And, after a huge giveaway of individual's rights to privacy, including what amounts to an NSA sifting of all Internet traffic, and with unprecidented laws allowing the FBI access to the results of that sifting, Mueller is now saying that he needs even more access to our personal information.

"Our capacity, both by way of the expense of keeping up with that curve, as well as the transformation of our laws, just has not kept pace . . . Growth in technology requires us to have a very swift debate and take measures that are necessary to ensure that we can continue to have the kind of investigative capability ... that enables us to continue to gather information."

Hell no, Director Mueller. The FBI was given that kind of power before, and they used it to threaten and blackmail innocent Americans. That's why we took that power away from you. If I want to share publically available content relating to terrorism, National Security, or even choose to share or document some of the science behind explosives, it is within my constitutional rights to do so without potentially being subject to investigation. Because Americans shouldn't have to live in fear of who they know, what they know... they shouldn't have to live in fear of their own government.   


Musharraf the thug.

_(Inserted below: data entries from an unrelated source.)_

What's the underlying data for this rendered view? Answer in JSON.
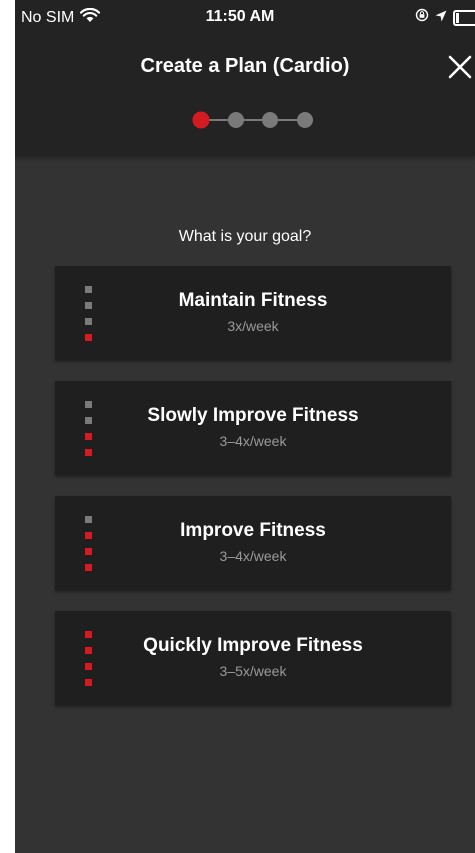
{
  "status_bar": {
    "carrier": "No SIM",
    "time": "11:50 AM"
  },
  "header": {
    "title": "Create a Plan (Cardio)",
    "steps_total": 4,
    "current_step": 1
  },
  "main": {
    "question": "What is your goal?",
    "goals": [
      {
        "title": "Maintain Fitness",
        "frequency": "3x/week",
        "level": 1
      },
      {
        "title": "Slowly Improve Fitness",
        "frequency": "3–4x/week",
        "level": 2
      },
      {
        "title": "Improve Fitness",
        "frequency": "3–4x/week",
        "level": 3
      },
      {
        "title": "Quickly Improve Fitness",
        "frequency": "3–5x/week",
        "level": 4
      }
    ]
  },
  "colors": {
    "accent": "#d61a22",
    "inactive": "#7a7a7a",
    "header_bg": "#232323",
    "page_bg": "#333333",
    "card_bg": "#1f1f1f"
  },
  "icons": {
    "wifi": "wifi-icon",
    "location": "location-arrow-icon",
    "lock": "orientation-lock-icon",
    "battery": "battery-icon",
    "close": "close-icon"
  }
}
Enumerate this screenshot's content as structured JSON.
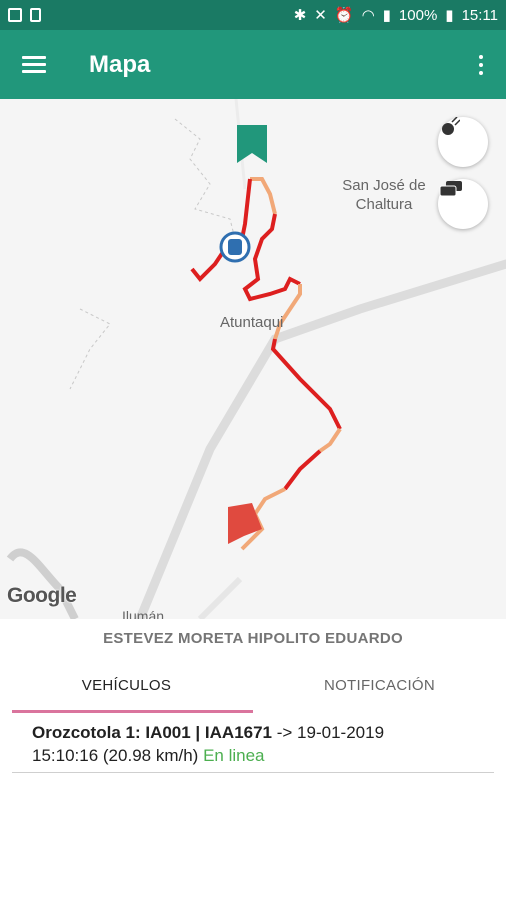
{
  "status_bar": {
    "battery": "100%",
    "time": "15:11"
  },
  "app_bar": {
    "title": "Mapa",
    "menu_icon": "menu-icon",
    "more_icon": "more-vert-icon"
  },
  "map": {
    "places": [
      {
        "name": "San José de\nChaltura"
      },
      {
        "name": "Atuntaqui"
      },
      {
        "name": "Ilumán"
      }
    ],
    "attribution": "Google",
    "route_colors": {
      "primary": "#dd1f1f",
      "secondary": "#f1a878"
    },
    "start_marker_color": "#21977b",
    "end_marker_color": "#e04a3f",
    "buttons": [
      {
        "icon": "satellite-icon"
      },
      {
        "icon": "traffic-icon"
      }
    ]
  },
  "owner_name": "ESTEVEZ MORETA HIPOLITO EDUARDO",
  "tabs": [
    {
      "label": "VEHÍCULOS",
      "active": true
    },
    {
      "label": "NOTIFICACIÓN",
      "active": false
    }
  ],
  "vehicle": {
    "name": "Orozcotola 1: IA001 | IAA1671",
    "timestamp": "-> 19-01-2019",
    "time_speed": "15:10:16 (20.98 km/h)",
    "status": "En linea"
  }
}
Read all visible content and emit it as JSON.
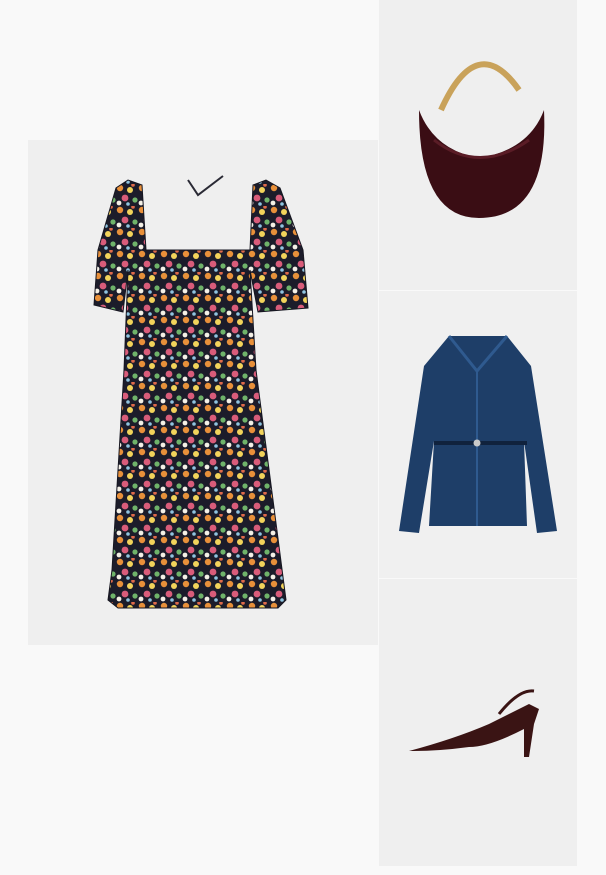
{
  "outfit": {
    "items": [
      {
        "name": "floral-maxi-dress",
        "colors": [
          "#1f1f2e",
          "#e8903a",
          "#d95c7a",
          "#f2d35b",
          "#6fb36a",
          "#f4f0e6"
        ]
      },
      {
        "name": "burgundy-hobo-bag",
        "colors": [
          "#3a0d14",
          "#c9a25a"
        ]
      },
      {
        "name": "belted-denim-jacket",
        "colors": [
          "#1e3e68",
          "#2f5a8f"
        ]
      },
      {
        "name": "slingback-pump",
        "colors": [
          "#3a1414"
        ]
      }
    ]
  }
}
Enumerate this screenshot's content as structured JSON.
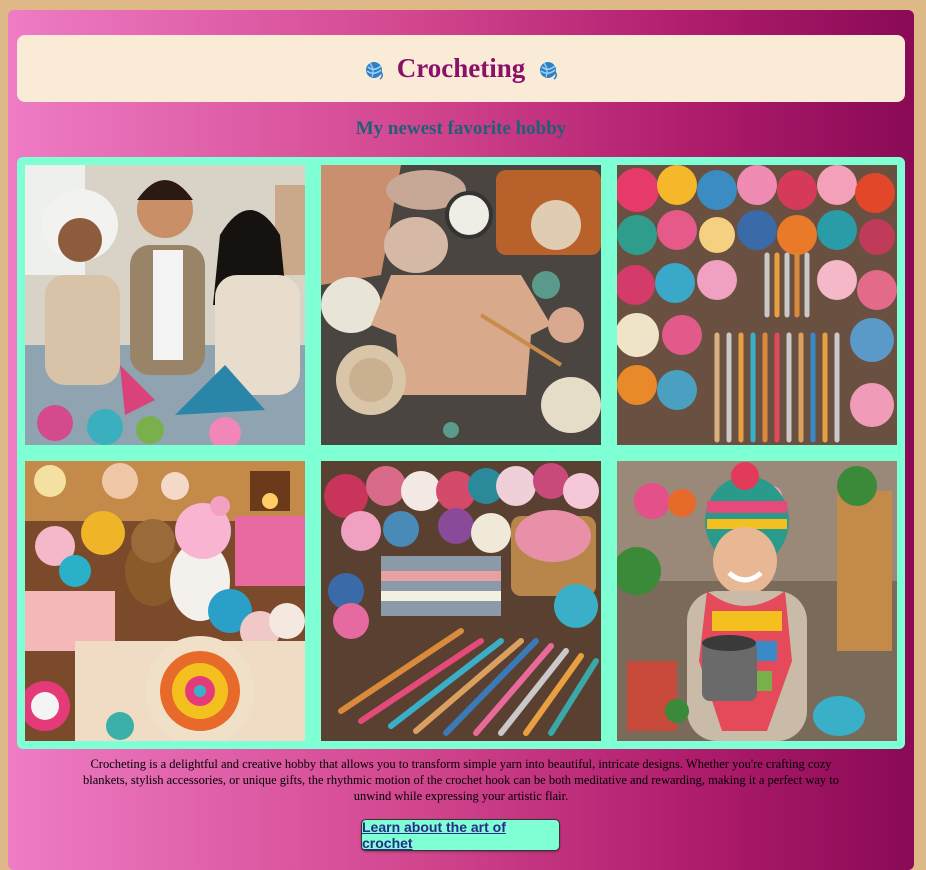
{
  "header": {
    "title": "Crocheting",
    "left_icon": "yarn-ball-icon",
    "right_icon": "yarn-ball-icon"
  },
  "subtitle": "My newest favorite hobby",
  "gallery": {
    "images": [
      {
        "name": "family-knitting-photo"
      },
      {
        "name": "crochet-sweater-flatlay-photo"
      },
      {
        "name": "yarn-and-hooks-photo"
      },
      {
        "name": "crochet-toys-photo"
      },
      {
        "name": "yarn-basket-hooks-photo"
      },
      {
        "name": "woman-crochet-hat-scarf-photo"
      }
    ]
  },
  "description": "Crocheting is a delightful and creative hobby that allows you to transform simple yarn into beautiful, intricate designs. Whether you're crafting cozy blankets, stylish accessories, or unique gifts, the rhythmic motion of the crochet hook can be both meditative and rewarding, making it a perfect way to unwind while expressing your artistic flair.",
  "cta": {
    "label": "Learn about the art of crochet"
  },
  "colors": {
    "background": "#deb887",
    "gradient_start": "#ee7cc4",
    "gradient_end": "#8a0a55",
    "header_bg": "#faebd7",
    "title": "#8b1168",
    "subtitle": "#1f6078",
    "gallery_bg": "#7fffd4",
    "button_bg": "#7fffd4"
  }
}
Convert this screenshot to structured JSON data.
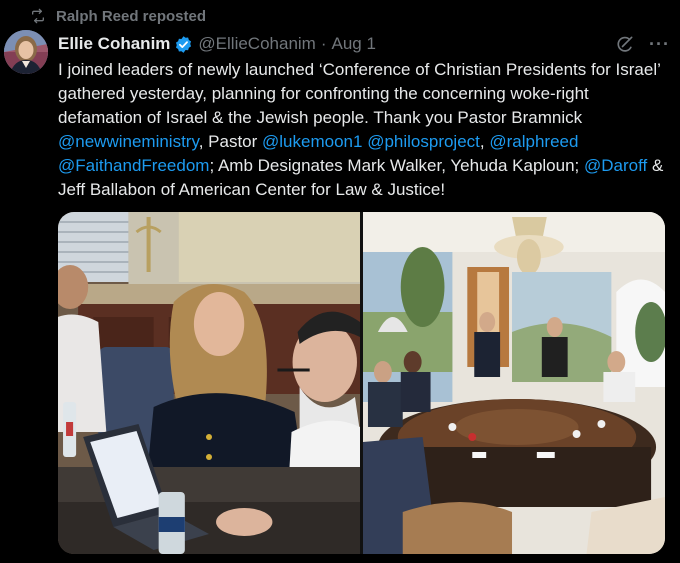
{
  "repost": {
    "icon": "repost-icon",
    "text": "Ralph Reed reposted"
  },
  "author": {
    "name": "Ellie Cohanim",
    "handle": "@EllieCohanim",
    "separator": "·",
    "date": "Aug 1",
    "verified": true,
    "verified_color": "#1d9bf0"
  },
  "actions": {
    "grok_icon": "grok-icon",
    "more_label": "···"
  },
  "tweet": {
    "t1": "I joined leaders of newly launched ‘Conference of Christian Presidents for Israel’ gathered yesterday, planning for confronting the concerning woke-right defamation of Israel & the Jewish people. Thank you Pastor Bramnick ",
    "m1": "@newwineministry",
    "t2": ", Pastor ",
    "m2": "@lukemoon1",
    "t3": " ",
    "m3": "@philosproject",
    "t4": ", ",
    "m4": "@ralphreed",
    "t5": " ",
    "m5": "@FaithandFreedom",
    "t6": "; Amb Designates Mark Walker, Yehuda Kaploun; ",
    "m6": "@Daroff",
    "t7": " & Jeff Ballabon of American Center for Law & Justice!"
  },
  "media": {
    "photos": [
      {
        "icon": "meeting-photo-closeup"
      },
      {
        "icon": "meeting-photo-roundtable"
      }
    ]
  },
  "colors": {
    "background": "#000000",
    "text": "#e7e9ea",
    "muted": "#71767b",
    "link": "#1d9bf0"
  }
}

So, I hear that Pakistan's president Musharraf was given the go-ahead by their cronified supreme court to run for president again... nevermind the fact that there is a law against any military leader running for office within a set period of time from resigning his position / leaving the military.

Lots of Pakistanis are very angry, obviously...  there have been several major protests, and riot police have teargassed and batoned hundreds if not thousands, arresting and assaulting several members of the press. Several radio and TV stations have been forced by the military to stop their coverage of what is going on. This weblog claims that there is now a television blackout in Islamabad.

There is very little western media reporting with images, but I've tracked down a few over at the Arab version of Al Jazeera:

It might surprise some of my fellow Americans to note that your tax dollars helped train the Pakistani police, through the Bureau of International Narcotics and Law Enforcement (INL). How much money? About $38 million a year, as of 2004... a VERY big chunk of the INL's worldwide budget. Your taxes at work?!

I decided to take a look into the world of Pakistani blogs... only to find an awful lot of dead air. Turns out that Pakistan blocked blogspot months ago, but if any of you

I read a discouraging post from one Pakistani blogger who was inadvertently Scroogled... apparently, Google forced people to migrate over to the "new Blogger" with a new authentication requirement a few months ago, but since that domain was blocked by Pakistan, many Pakistani Blogger users have been silenced, leaving their accounts to rot. A search of LiveJournal blogs listed as being from Pakistan is equally discouraging, with very little activity from actual Pakistanis, and no recent entries that mention what is going on.

To me, the way things are evolving in Pakistan seems partucularly disturbing, as there is an alliance of strange bedfellows going on. Lawyers and educated students, allying with fundamentalists. Admittedly, the great majority of the Pakistani people are on the sidelines right now, but there are some similarities between this current situation and the fall of the Shah of Iran. Hopefully, Musharraf will come to his senses, step down, and let the reformers get their way, because if he doesn't, he'll risk marginalizing the reformers and empowering the fundamentalists.

Not a pretty state of affairs. Is it any wonder that the Pentagon is urgently assessing the security of Pakistan's nukes, in case Musharraf is overthrown. Feeling safe yet?! 

Gone for the weekend, but if any of you find out anything interesting, please post it to the comments. This is just the beginning of what might be a major constitutional crisis, which risks undermining not just a pro-US government, but the entire Global War on Terror. I suspect that this story isn't going away unless Musharraf does first.